💵 Open Wallet: Former 2020 candidate Michael Bloomberg announced on Tuesday he is donating $2 million to Swing Left, a grassroots organization focusing on get-out-the-vote efforts in 12 battlegrounds states. Bloomberg also announced a $40 million commitment to support “immediate action” to fight the spread of coronavirus in Africa and other low and middle-income countries.
🏗️ Still Building: Peace Now reported yesterday that Israeli settlement activity in the West Bank dropped slightly in 2019 compared to 2018, but overall has risen since 25% since President Donald Trump took office.
🏆 Top Award: The prestigious Abel Prize in mathematics was awarded jointly to Hillel Furstenberg, 84, of the Hebrew University of Jerusalem, and Gregory Margulis, 74, of Yale University.
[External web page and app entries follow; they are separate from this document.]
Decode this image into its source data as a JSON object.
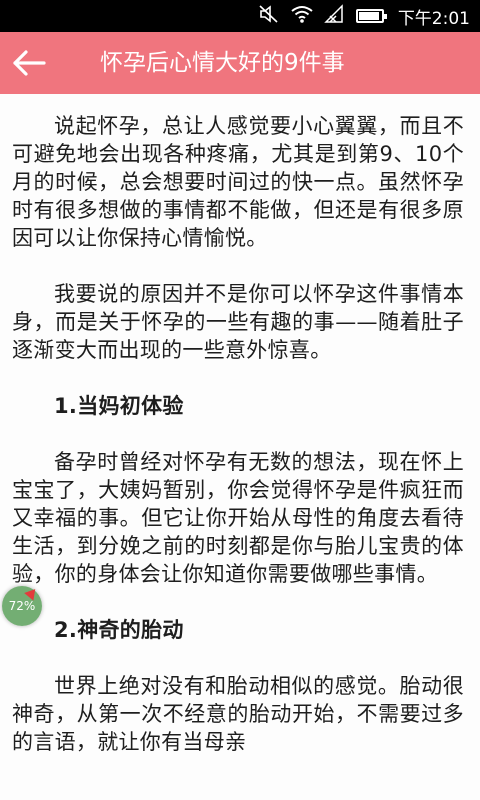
{
  "status_bar": {
    "time": "下午2:01",
    "icons": [
      "mute-icon",
      "wifi-icon",
      "signal-icon",
      "battery-icon"
    ],
    "battery_level": 0.9
  },
  "app_bar": {
    "title": "怀孕后心情大好的9件事",
    "back_icon": "arrow-left-icon",
    "background_color": "#f0757e"
  },
  "article": {
    "paragraphs": [
      "说起怀孕，总让人感觉要小心翼翼，而且不可避免地会出现各种疼痛，尤其是到第9、10个月的时候，总会想要时间过的快一点。虽然怀孕时有很多想做的事情都不能做，但还是有很多原因可以让你保持心情愉悦。",
      "我要说的原因并不是你可以怀孕这件事情本身，而是关于怀孕的一些有趣的事——随着肚子逐渐变大而出现的一些意外惊喜。"
    ],
    "heading1": "1.当妈初体验",
    "paragraph3": "备孕时曾经对怀孕有无数的想法，现在怀上宝宝了，大姨妈暂别，你会觉得怀孕是件疯狂而又幸福的事。但它让你开始从母性的角度去看待生活，到分娩之前的时刻都是你与胎儿宝贵的体验，你的身体会让你知道你需要做哪些事情。",
    "heading2": "2.神奇的胎动",
    "paragraph4": "世界上绝对没有和胎动相似的感觉。胎动很神奇，从第一次不经意的胎动开始，不需要过多的言语，就让你有当母亲"
  },
  "float_badge": {
    "label": "72%",
    "color": "#5aa05a"
  }
}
🎙️ Living Archive: At age 101, Ida Schuster has become almost certainly the world’s oldest podcaster. Schuster talks about her colorful life in 10-minute episodes for her podcast named “Old School,” produced in Glasgow.
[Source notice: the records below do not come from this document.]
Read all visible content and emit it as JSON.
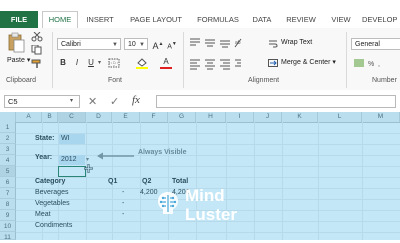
{
  "ribbon_tabs": [
    "FILE",
    "HOME",
    "INSERT",
    "PAGE LAYOUT",
    "FORMULAS",
    "DATA",
    "REVIEW",
    "VIEW",
    "DEVELOP"
  ],
  "ribbon": {
    "paste_label": "Paste",
    "clipboard_label": "Clipboard",
    "font_name": "Calibri",
    "font_size": "10",
    "font_label": "Font",
    "bold": "B",
    "italic": "I",
    "underline": "U",
    "grow_font": "A",
    "shrink_font": "A",
    "font_color_letter": "A",
    "wrap_text": "Wrap Text",
    "merge_center": "Merge & Center",
    "alignment_label": "Alignment",
    "number_format": "General",
    "number_label": "Number",
    "accent_color": "#217346"
  },
  "formula_bar": {
    "name_box": "C5",
    "fx": "fx",
    "formula": ""
  },
  "grid": {
    "columns": [
      "A",
      "B",
      "C",
      "D",
      "E",
      "F",
      "G",
      "H",
      "I",
      "J",
      "K",
      "L",
      "M"
    ],
    "rows": [
      "1",
      "2",
      "3",
      "4",
      "5",
      "6",
      "7",
      "8",
      "9",
      "10",
      "11"
    ],
    "state_label": "State:",
    "state_value": "WI",
    "year_label": "Year:",
    "year_value": "2012",
    "callout": "Always Visible",
    "headers": [
      "Category",
      "Q1",
      "Q2",
      "Total"
    ],
    "data_rows": [
      {
        "category": "Beverages",
        "q1": "-",
        "q2": "4,200",
        "total": "4,200"
      },
      {
        "category": "Vegetables",
        "q1": "-",
        "q2": "",
        "total": ""
      },
      {
        "category": "Meat",
        "q1": "-",
        "q2": "",
        "total": ""
      },
      {
        "category": "Condiments",
        "q1": "",
        "q2": "",
        "total": ""
      }
    ]
  },
  "watermark": {
    "line1": "Mind",
    "line2": "Luster"
  }
}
📖 Book Shelf: The New York Timesreviews the book Faster: How a Jewish Driver, an American Heiress, and a Legendary Car Beat Hitler’s Best, about how Rene Dryfus won a series of Grand Prix races in the 1930s.
🧁 Baked Goods: Three Jewish moms and friends in Atlanta have each started up their own home-based bakery businesses: Chaklava, Challah Girl and Mandel.
Pic of the day
Jewish astronaut Jessica Meir posted an aerial image of Israel yesterday on Twitter, pointing to her father’s hometown of Tel Aviv, writing: “I take to heart one of his most uttered expressions, ‘This too shall pass.’”
Professor of modern Jewish history and Holocaust studies at Emory University, Deborah Esther Lipstadt turns 73…
Professor emeritus of biochemistry and genetics in the medical school of the University of North Carolina, Edward Glassman, Ph.D. turns 91… Screenwriter, best known for co-writing the screenplay for “Jaws” and its first two sequels, Carl Gottlieb turns 82… National columnist with Creators Syndicate and contributor to CNN Opinion, Froma Harrop turns 70… One-half of the eponymous Ben & Jerry’s ice cream (Jerry is four days older), Ben Cohen turns 69… CEO and chairman of Électricité de France and a board member of Societe Generale, Jean-Bernard Lévy turns 65… Crisis response team manager for the City of Los Angeles (1998-2013), consultant for non-profit organizations in the areas of event management, administration and development, Jeffrey Zimerman, MSW turns 64… Head coach of the Auburn Tigers men’s basketball team, he also served as the gold medal winning head coach for the Maccabi USA men’s basketball team at the 2009 Maccabiah Games, Bruce Pearl turns 60…
Dean of the Rabbinical School at the Jewish Theological Seminary, Rabbi Daniel S. Nevins turns 54… Filmmaker, writer and stand-up comedian, best known as the screenwriter for “Robin Hood: Men in Tights” and for writing the screenplay adaptation of “Battlefield Earth,” Jake David Shapiro turns 51… Identical twin brothers and former yeshiva students, both singers and songwriters who recorded as “Evan and Jaron,” Evan Lowenstein and Jaron Lowenstein, turn 46… Lead vocalist for the pop rock band Maroon 5, Adam Levine turns 41… Actor, comedian and writer, Adam Pally turns 38… Sales manager at IKO Industries Ltd, he was previously a consultant at The Boston Consulting Group, Ariel Koschitzky turns 31… Andrew G. Weiss turns 31… Northeast data analyst at AIPAC, Michael Schapiro… Jenni Volz…